Carving has been a part of life in the Marianas ever since the first Chamorros settled here thousands of years ago. It was a skill they used to take the resources of the natural world and transform it for different uses, which would sustain their daily lives. Chamorros carved bones in order to make spears and hooks. They also famously carved stones, such as the towering latte stones to hold up their houses. In addition, the carving of wood was something essential to Chamorro life. Over the millennia, Chamorros learned the various properties of the trees in the Marianas and used them for specific tasks. Softer woods for example could be used for carving canoes or spear tips. Stronger, heavier woods would be used for the beams for buildings. Chamorros also had beliefs about the ideal time to cut wood. For example, wood cut during the full moon will rot faster than normal.
During the Spanish period of Guam’s history, Chamorros first began to carve wooden furniture, such as tables and chairs made from the island’s hardest wood, ifit. Some families still have in their collections ifit coffee tables or dressers that were made during the 19th century. In time, the practice of Chamorro carving has shifted and moved from being a primarily utilitarian activity, to something meant to express more about cultural identity or creativity. This shift began in part because of Guam’s location in the Western Pacific, on the edge of Asia. For centuries as explorers, soldiers, priests and whalers moved across the Pacific, Guam was a stopping point for taking on supplies or relaxing. Chamorros began to create small tokens or souvenirs to sell to these visitors in order to make some extra money. These items varied depending on the carver, but included lamp stands, cups, utensils, crosses and statuettes.
In 1937, two Chamorros travelled to Washington D.C. to lobby the US Congress for increased political rights for their people. Francisco Baza Leon Guerrero and BJ Bordallo were the first Chamorros to ever meet with a President of the United States, when they met with Franklin Delano Roosevelt. As a gift they offered him a number of items carved from Guam woods, most importantly an ifit coffee table. Up until today, Chamorros have continued this practice of providing carved works as a means of representing Chamorro culture and gineftao or generosity.
When US President Bill Clinton visited Guam in 1998, Master Carver Robert Taitano prepared carved chairs for him and other VIPs. President Clinton also received another iconic carving, that of the Guam seal.

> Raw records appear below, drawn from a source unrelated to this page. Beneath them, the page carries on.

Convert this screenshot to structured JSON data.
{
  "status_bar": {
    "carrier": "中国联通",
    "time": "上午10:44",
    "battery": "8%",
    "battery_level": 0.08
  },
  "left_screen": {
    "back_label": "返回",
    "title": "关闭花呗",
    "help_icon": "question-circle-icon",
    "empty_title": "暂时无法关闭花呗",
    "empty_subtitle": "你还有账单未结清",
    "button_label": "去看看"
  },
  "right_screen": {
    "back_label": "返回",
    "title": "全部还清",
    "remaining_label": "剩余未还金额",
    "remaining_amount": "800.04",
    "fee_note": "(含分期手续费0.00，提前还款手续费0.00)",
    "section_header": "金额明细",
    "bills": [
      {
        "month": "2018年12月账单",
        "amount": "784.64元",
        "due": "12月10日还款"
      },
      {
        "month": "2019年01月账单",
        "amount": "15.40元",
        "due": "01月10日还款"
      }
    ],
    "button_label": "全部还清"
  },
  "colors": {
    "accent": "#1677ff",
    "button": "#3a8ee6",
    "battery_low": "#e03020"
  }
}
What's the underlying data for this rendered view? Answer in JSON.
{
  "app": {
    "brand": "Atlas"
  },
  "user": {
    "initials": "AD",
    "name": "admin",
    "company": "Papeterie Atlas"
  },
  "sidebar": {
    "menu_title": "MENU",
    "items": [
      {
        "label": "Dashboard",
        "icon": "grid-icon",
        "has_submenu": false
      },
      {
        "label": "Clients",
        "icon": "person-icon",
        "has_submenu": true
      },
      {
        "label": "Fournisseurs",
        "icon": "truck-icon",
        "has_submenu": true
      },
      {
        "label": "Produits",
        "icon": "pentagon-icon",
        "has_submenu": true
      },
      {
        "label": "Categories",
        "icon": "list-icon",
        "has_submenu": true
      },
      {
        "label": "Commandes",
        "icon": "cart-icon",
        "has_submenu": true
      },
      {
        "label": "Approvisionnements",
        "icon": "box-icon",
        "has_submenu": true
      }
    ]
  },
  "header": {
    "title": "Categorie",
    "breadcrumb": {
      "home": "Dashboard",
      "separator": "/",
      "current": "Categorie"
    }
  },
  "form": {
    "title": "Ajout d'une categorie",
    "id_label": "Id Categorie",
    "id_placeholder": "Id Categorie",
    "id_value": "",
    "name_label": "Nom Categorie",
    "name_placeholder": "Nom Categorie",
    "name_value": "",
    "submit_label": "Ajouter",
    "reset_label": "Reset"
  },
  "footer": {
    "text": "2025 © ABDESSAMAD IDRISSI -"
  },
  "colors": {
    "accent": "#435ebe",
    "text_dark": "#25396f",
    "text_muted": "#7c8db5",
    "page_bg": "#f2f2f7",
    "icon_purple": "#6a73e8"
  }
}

This seal features various aspects of Guam’s cultural (the sakman or canoe on the sea) and natural history (the centrality of the coconut tree), and can be found used in all types of media, most notably the flag of Guam. Master Chamorro carvers such as Robert Taitano and also the late Segundo Blas, began to use that seal as the basis for gifts for VIPs. In time, the visual repertoire has been expanded to include other common local symbols such as karabao, canoes, ancient warriors and clocks carved into the shape of Guam. Segundo Blas also adopted the practice of storyboard making from other Micronesian islanders and used carved wooden boards in order to illustrate famous Chamorro legends.
What began as something Chamorros did to represent their island to outsiders, has now shifted to being a point of pride for themselves. Families turn to carvers to create wooden plaques that carry favorite family prayers or scriptures or to celebrate their extended family by displaying wooden engravings of their clan nicknames for people to see in their homes. The use of local carving in order to express identity even extends to Guam’s political leaders. If you take a visit to the Guam Legislature in the island’s capital of Hagåtña, you will find that each Senator has their own locally carved signs with their name on it when they sit in committee or session.
In May 2016, Guam will be the host for the 12th Festival of Pacific Arts (FESTPAC) where representatives from close to 30 island nations will gather to celebrate cultural arts in the Pacific. Dancers, filmmakers, scholars, weavers, navigators from around Oceania will come to perform, display or demonstrate their arts. The FestPac village will be located in the Pasea de Susanna in Hagåtña and comprise 35 huts where people can tour from one island culture to the next. 8 of those huts will be used for the showcasing of Chamorro traditional arts, including wooden carving. According to George Francisco, owner of Chamorro Heritage Carving and chairperson of the carving subcommittee for the Guam delegation to FestPac, the carvers of Guam will be providing daily demonstrations of shell, wood and bone carving and also exhibits of historical and contemporary examples of Chamorro carving. Greg Pangelinan, who was named a Master Carver in 2013, is planning a large surprise for the event, which he refers to as a “Unity Project.” The Master Carver promises to make a 7-foot tall wooden replica of a latte stone, with special carvings meant to indicate each of the islands participating in this year’s festival.
Visit Guam this summer for 12th Festival of the Pacific Arts, which will be held on Guam from. FestPac 2016 is an opportunity to experience a rare close-up look at 27 remote island communities that will come together to celebrate some of the most intriguing and fascinating cultures of the world.
For more information about FestPac 2016, visit www.guamfestpac2016.com.